The proposed “gun safety” action plan agenda includes these items:
- Require disclosure of information on health risks related to firearms. At retail locations, signs will be posted at entrances and where firearms are sold. At ranges, they will be posted at the entrance and where used. Signs will be available in English, Spanish, Vietnamese, Russian, Somali, Chinese, Korean, Ukrainian, Amharic and Punjabi on the Public Health – Seattle & King County website.
- Require gun owners to securely store firearms and ammunition at all times, on all premises. (There is no definition of “secure storage” in the plan.)
- Work with youth and young adults to assess and provide recommendations for reducing gun violence that they experience.
- Require that the King County Sheriff’s Office destroy working forfeited weapons, including those that have been turned in by owners.
- Establish a work group tasked with developing gun safety and gun violence prevention strategies based on proven public health models.
Alarming to gun owners was this footnote: “These proposals are just the beginning.”
This effort is spearheaded by King County Councilman Joe McDermott, a former state legislator and one-time congressional candidate who has pushed gun control in the past. When he ran to succeed former Congressman Jim McDermott (no relation), his campaign literature included this statement: “For too long, politicians in Washington DC have kowtowed to the National Rifle Association. It is past time that we pass tough background checks, ban military style assault weapons plaguing our communities and once and for all hold gun manufacturers liable for the over thirty thousand deaths they cause in our country every year.”

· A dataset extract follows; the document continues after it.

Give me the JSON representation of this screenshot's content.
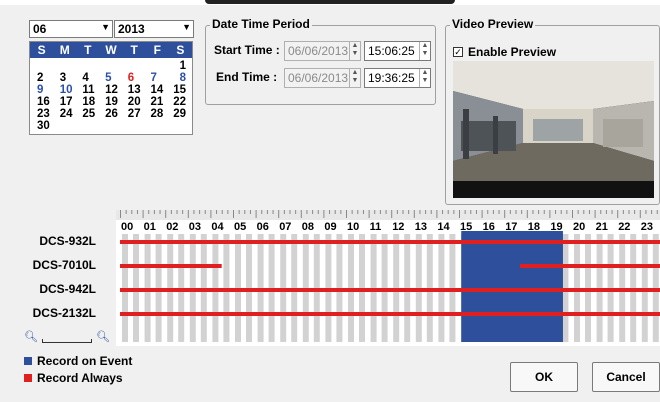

So, when McDermott recently asserted to the Seattle Times that he had no legislative goals, rights advocates including Gottlieb were incredulous, and not without reason.
The county health board’s website offers action plan goals, and this statement:
“We expect and demand they (the Legislature) use their power to save lives, or at the very least, get out of the way and give us the local control to do it ourselves. If and when the state preemption law is repealed by the Washington State Legislature, the King County Gun Safety Action Plan will immediately move to:
- Ban the sale and possession of semi-automatic, high velocity weapons
- Ban the sale and possession of high capacity ammunition magazines
- Raise the age to 21 for all firearm purchases and possession
- Establish a waiting period before taking possession of a firearm after purchase
- Require firearm safety training before taking possession of a firearm after purchase
Critics contend that this is the same “wish list” that Democrats and their gun control supports have been pushing in the Legislature in Olympia. High on that list is repeal of state preemption, which has been the law in Washington for more than 35 years. This statute has served as a model followed by other states in crafting their own preemption laws. Anti-gunners would like nothing better than to strike down the model.
There is no small irony in all of this. Gottlieb, in a conversation with Ammoland, noted that Doctors for Responsible Gun Ownership (DRGO) – founded some years ago by pro-gun physicians – is now under the SAF umbrella and is an important project. One of DRGO’s main interests is what it calls “boundary violations,” when doctors begin asking patients about firearms in their homes. This happens all over the country.
Gottlieb personally has become a leader in a suicide prevention effort in Washington State. Working with the Forefront program at the University of Washington, he has brought together gun safety experts including retailers and range operators, to work with pharmacists and others to reduce suicides in Washington State.
About Dave Workman